GTD control and perspective

The Mind Is For Having Ideas, Not Holding Them may be the best half hour executive summary of David Allen’s Getting Things Done method.

Nobody has “fulfill destiny as a human being on this planet” on their to do list, but ultimately that is what it boils down to.

The requirements: Control & Perspective.


  • Capture what has your attention
  • Clarify if this needs action, if so, what done means and what doing looks like
  • Organize these commitments and decisions in a trusted system
  • Reflect on best way to engage, decide on next action
  • Engage, do it

This approach to getting things under control applies to multiple levels of perspective:


  • Purpose
  • Principles your rules of engagement
  • Goals 12-18 month horizon
  • Responsibilities 4-7 areas to maintain
  • Projects things to finish within a year
  • Actions things to do

And don’t expect to stay in control but get thrown off multiple times each day. Notice it happening and regroup.

Good practice

  • Pay attention to what has your attention
  • Decide on desired outcomes and the actions required
  • Free your psyche with a trusted system
  • Teach what you need to learn the most
  • Share these ideas

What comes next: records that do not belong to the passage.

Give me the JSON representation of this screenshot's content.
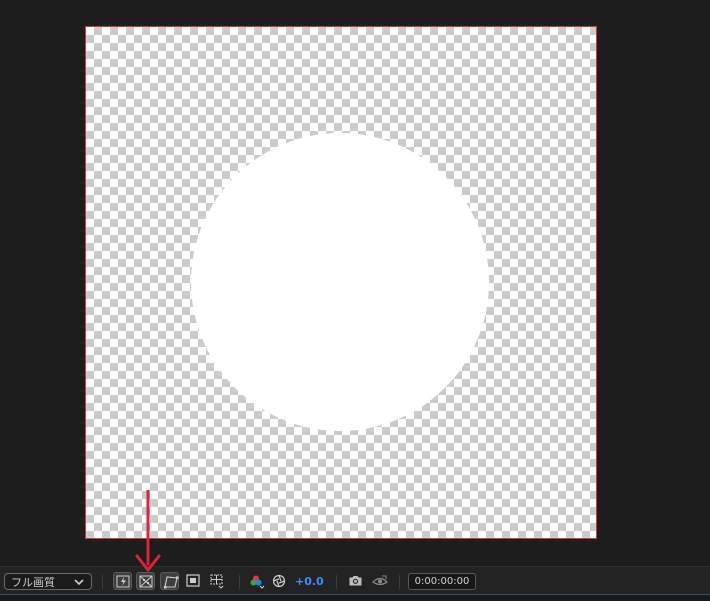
{
  "viewer": {
    "background": "#1d1d1d",
    "comp_border_color": "#cf3b3b",
    "shape_color": "#ffffff"
  },
  "toolbar": {
    "quality_label": "フル画質",
    "exposure_value": "+0.0",
    "timecode": "0:00:00:00",
    "icons": [
      "fast-preview-icon",
      "transparency-grid-icon",
      "mask-path-icon",
      "region-of-interest-icon",
      "safe-margins-icon",
      "color-channels-icon",
      "reset-exposure-icon",
      "snapshot-camera-icon",
      "show-snapshot-icon"
    ],
    "accent_color": "#3f8cff"
  },
  "annotation": {
    "arrow_color": "#e0213a"
  }
}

Using GTD does tend to generate its own kind of busywork. Still, I find it true that the clarity that comes from this control and perspective is needed for finding the right way in and through the mess of work, art, life.